said, but the evidence is not clear. Although research shows that mosquitoes do respond
to sounds in the range of human speech, the bigger attracter is likely the carbon
dioxide that people expel when they talk. Mosquitoes are also attracted to people
by heat and odor.
While at Walter Reed, Steele said she was planning a study to use recorded human voices
to see whether the sound alone attracted mosquitoes. But she and McDermott left there
to come to Arkansas before the study was launched.
Steele said she hopes to be able to pick that project up again next summer.
Primarily, mosquitoes use their hearing to locate mates, McDermott said. They can
differentiate species and sex by the sound of wingbeats. That opens the door for research
Much of the ongoing research into mosquito hearing focuses on how it can be used by
entomologists to monitor populations, McDermott said.
Programs to reduce mosquito-borne diseases have used sterile males, males that bear
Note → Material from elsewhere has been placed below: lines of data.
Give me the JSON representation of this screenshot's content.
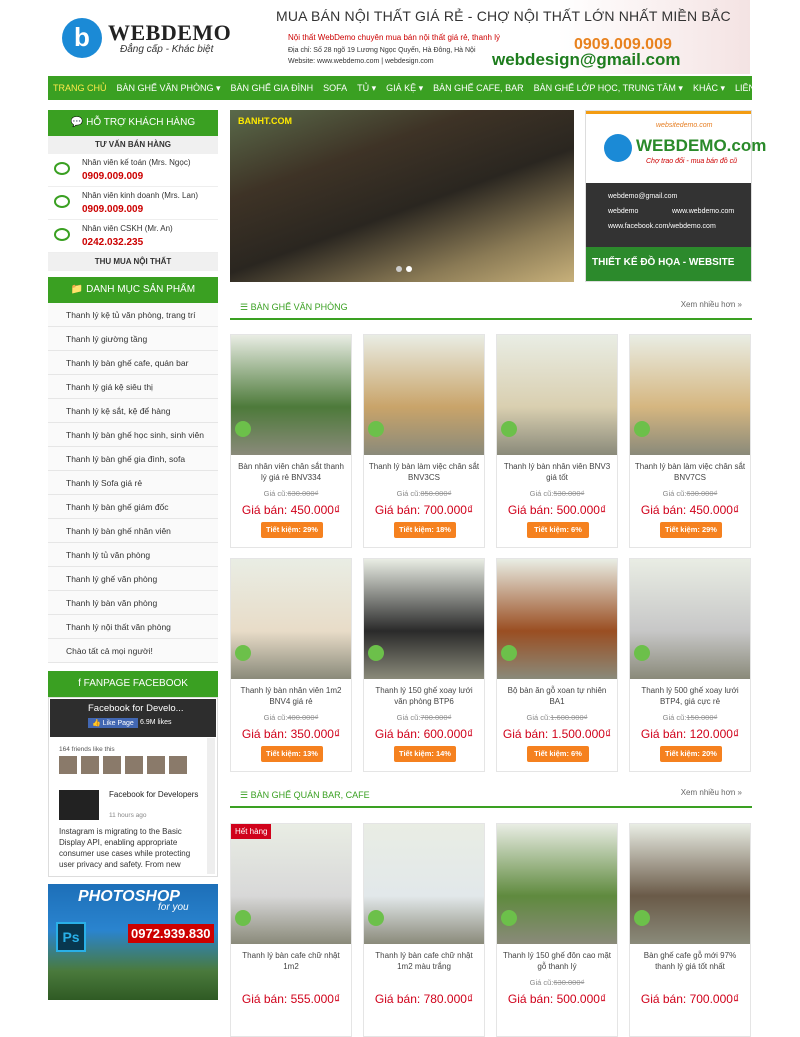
{
  "header": {
    "logo_name": "WEBDEMO",
    "logo_letter": "b",
    "slogan": "Đẳng cấp - Khác biệt",
    "banner_title": "MUA BÁN NỘI THẤT GIÁ RẺ - CHỢ NỘI THẤT LỚN NHẤT MIỀN BẮC",
    "banner_desc": "Nội thất WebDemo chuyên mua bán nội thất giá rẻ, thanh lý",
    "banner_addr": "Địa chỉ: Số 28 ngõ 19 Lương Ngọc Quyến, Hà Đông, Hà Nội",
    "banner_web": "Website: www.webdemo.com | webdesign.com",
    "banner_phone": "0909.009.009",
    "banner_email": "webdesign@gmail.com"
  },
  "nav": [
    "TRANG CHỦ",
    "BÀN GHẾ VĂN PHÒNG ▾",
    "BÀN GHẾ GIA ĐÌNH",
    "SOFA",
    "TỦ ▾",
    "GIÁ KỆ ▾",
    "BÀN GHẾ CAFE, BAR",
    "BÀN GHẾ LỚP HỌC, TRUNG TÂM ▾",
    "KHÁC ▾",
    "LIÊN HỆ"
  ],
  "sidebar": {
    "support_title": "💬 HỖ TRỢ KHÁCH HÀNG",
    "sales_title": "TƯ VẤN BÁN HÀNG",
    "supports": [
      {
        "name": "Nhân viên kế toán (Mrs. Ngọc)",
        "phone": "0909.009.009"
      },
      {
        "name": "Nhân viên kinh doanh (Mrs. Lan)",
        "phone": "0909.009.009"
      },
      {
        "name": "Nhân viên CSKH (Mr. An)",
        "phone": "0242.032.235"
      }
    ],
    "buy_title": "THU MUA NỘI THẤT",
    "cat_title": "📁 DANH MỤC SẢN PHẨM",
    "categories": [
      "Thanh lý kệ tủ văn phòng, trang trí",
      "Thanh lý giường tầng",
      "Thanh lý bàn ghế cafe, quán bar",
      "Thanh lý giá kệ siêu thị",
      "Thanh lý kệ sắt, kệ để hàng",
      "Thanh lý bàn ghế học sinh, sinh viên",
      "Thanh lý bàn ghế gia đình, sofa",
      "Thanh lý Sofa giá rẻ",
      "Thanh lý bàn ghế giám đốc",
      "Thanh lý bàn ghế nhân viên",
      "Thanh lý tủ văn phòng",
      "Thanh lý ghế văn phòng",
      "Thanh lý bàn văn phòng",
      "Thanh lý nội thất văn phòng",
      "Chào tất cả mọi người!"
    ],
    "fb_title": "f FANPAGE FACEBOOK",
    "fb_page": "Facebook for Develo...",
    "fb_like": "👍 Like Page",
    "fb_likes": "6.9M likes",
    "fb_friends": "164 friends like this",
    "fb_post_name": "Facebook for Developers",
    "fb_post_time": "11 hours ago",
    "fb_post_text": "Instagram is migrating to the Basic Display API, enabling appropriate consumer use cases while protecting user privacy and safety. From new",
    "ps_title": "PHOTOSHOP",
    "ps_for": "for you",
    "ps_logo": "Ps",
    "ps_phone": "0972.939.830"
  },
  "slider": {
    "brand": "BANHT.COM"
  },
  "ad": {
    "site": "websitedemo.com",
    "logo": "WEBDEMO.com",
    "sub": "Chợ trao đổi - mua bán đồ cũ",
    "lines": [
      "webdemo@gmail.com",
      "webdemo",
      "www.webdemo.com",
      "www.facebook.com/webdemo.com"
    ],
    "footer": "THIẾT KẾ ĐỒ HỌA - WEBSITE"
  },
  "sections": [
    {
      "title": "☰ BÀN GHẾ VĂN PHÒNG",
      "more": "Xem nhiều hơn »"
    },
    {
      "title": "☰ BÀN GHẾ QUÁN BAR, CAFE",
      "more": "Xem nhiều hơn »"
    }
  ],
  "products": [
    {
      "name": "Bàn nhân viên chân sắt thanh lý giá rẻ BNV334",
      "old": "630.000₫",
      "price": "Giá bán: 450.000₫",
      "save": "Tiết kiệm: 29%",
      "color": "#4d7a3a"
    },
    {
      "name": "Thanh lý bàn làm việc chân sắt BNV3CS",
      "old": "850.000₫",
      "price": "Giá bán: 700.000₫",
      "save": "Tiết kiệm: 18%",
      "color": "#c9a46a"
    },
    {
      "name": "Thanh lý bàn nhân viên BNV3 giá tốt",
      "old": "530.000₫",
      "price": "Giá bán: 500.000₫",
      "save": "Tiết kiệm: 6%",
      "color": "#d9cfb0"
    },
    {
      "name": "Thanh lý bàn làm việc chân sắt BNV7CS",
      "old": "630.000₫",
      "price": "Giá bán: 450.000₫",
      "save": "Tiết kiệm: 29%",
      "color": "#d5b680"
    },
    {
      "name": "Thanh lý bàn nhân viên 1m2 BNV4 giá rẻ",
      "old": "400.000₫",
      "price": "Giá bán: 350.000₫",
      "save": "Tiết kiệm: 13%",
      "color": "#e8dcc8"
    },
    {
      "name": "Thanh lý 150 ghế xoay lưới văn phòng BTP6",
      "old": "700.000₫",
      "price": "Giá bán: 600.000₫",
      "save": "Tiết kiệm: 14%",
      "color": "#2a2a2a"
    },
    {
      "name": "Bộ bàn ăn gỗ xoan tự nhiên BA1",
      "old": "1.600.000₫",
      "price": "Giá bán: 1.500.000₫",
      "save": "Tiết kiệm: 6%",
      "color": "#9a4e22"
    },
    {
      "name": "Thanh lý 500 ghế xoay lưới BTP4, giá cực rẻ",
      "old": "150.000₫",
      "price": "Giá bán: 120.000₫",
      "save": "Tiết kiệm: 20%",
      "color": "#c7c7c7"
    },
    {
      "name": "Thanh lý bàn cafe chữ nhật 1m2",
      "old": "",
      "price": "Giá bán: 555.000₫",
      "save": "",
      "color": "#d8d8d8",
      "hot": "Hết hàng"
    },
    {
      "name": "Thanh lý bàn cafe chữ nhật 1m2 màu trắng",
      "old": "",
      "price": "Giá bán: 780.000₫",
      "save": "",
      "color": "#e2e8ea"
    },
    {
      "name": "Thanh lý 150 ghế đôn cao mặt gỗ thanh lý",
      "old": "630.000₫",
      "price": "Giá bán: 500.000₫",
      "save": "",
      "color": "#5f8a3e"
    },
    {
      "name": "Bàn ghế cafe gỗ mới 97% thanh lý giá tốt nhất",
      "old": "",
      "price": "Giá bán: 700.000₫",
      "save": "",
      "color": "#6a5a48"
    }
  ],
  "old_label": "Giá cũ:"
}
only non-viable offspring, and a bacterium that prevents Aedes egypti mosquitoes from carrying dengue fever. McDermott said audible traps could help scientists
monitor those specific males to determine their survival in the wild.
“Trapping and monitoring is the biggest use for understanding and using mosquito hearing,”
McDermott said. “What we want to know is do we have survival … is the trait surviving
in the population?”
Researchers cited in their survey paper used live recordings and synthesized versions
of female wingbeats from specific species to test their usefulness in monitoring the
males, Steele said.
Audible traps offer advantages over other types of mosquito traps, Steele said. Using
the wingbeats of specific female mosquitoes allows researchers to target males of
specific species. The reverse is also true for studies where females of given species
Testing the use of recorded and synthesized mosquito sounds presents certain challenges,
Steele said. The research requires the sounds to be played in areas where the mosquito
populations exist, which are often where people live.
“People don’t want to hear constant mosquito buzzing,” McDermott said. “It limits
places and times where we can use them.”
The wingbeats of potential mates may be sweet to the mosquitoes, but humans prefer
to leave them off their sounds of summer playlists.
To learn more about Division of Agriculture research, visit the Arkansas Agricultural
Experiment Station website: https://aaes.uada.edu/. Follow us on Twitter at @ArkAgResearch.
To learn more about the Division of Agriculture, visit https://uada.edu/. Follow us on Twitter at @AgInArk.
About the Division of Agriculture
The University of Arkansas System Division of Agriculture’s mission is to strengthen
agriculture, communities, and families by connecting trusted research to the adoption
of best practices. Through the Agricultural Experiment Station and the Cooperative
Extension Service, the Division of Agriculture conducts research and extension work
within the nation’s historic land grant education system.
The Division of Agriculture is one of 20 entities within the University of Arkansas
System. It has offices in all 75 counties in Arkansas and faculty on five system campuses.
The University of Arkansas System Division of Agriculture offers all its Extension
and Research programs and services without regard to race, color, sex, gender identity,
sexual orientation, national origin, religion, age, disability, marital or veteran
status, genetic information, or any other legally protected status, and is an Affirmative
Action/Equal Opportunity Employer.
Media Contact: Fred MillerU of A System Division of AgricultureArkansas Agricultural Experiment Station(479) email@example.com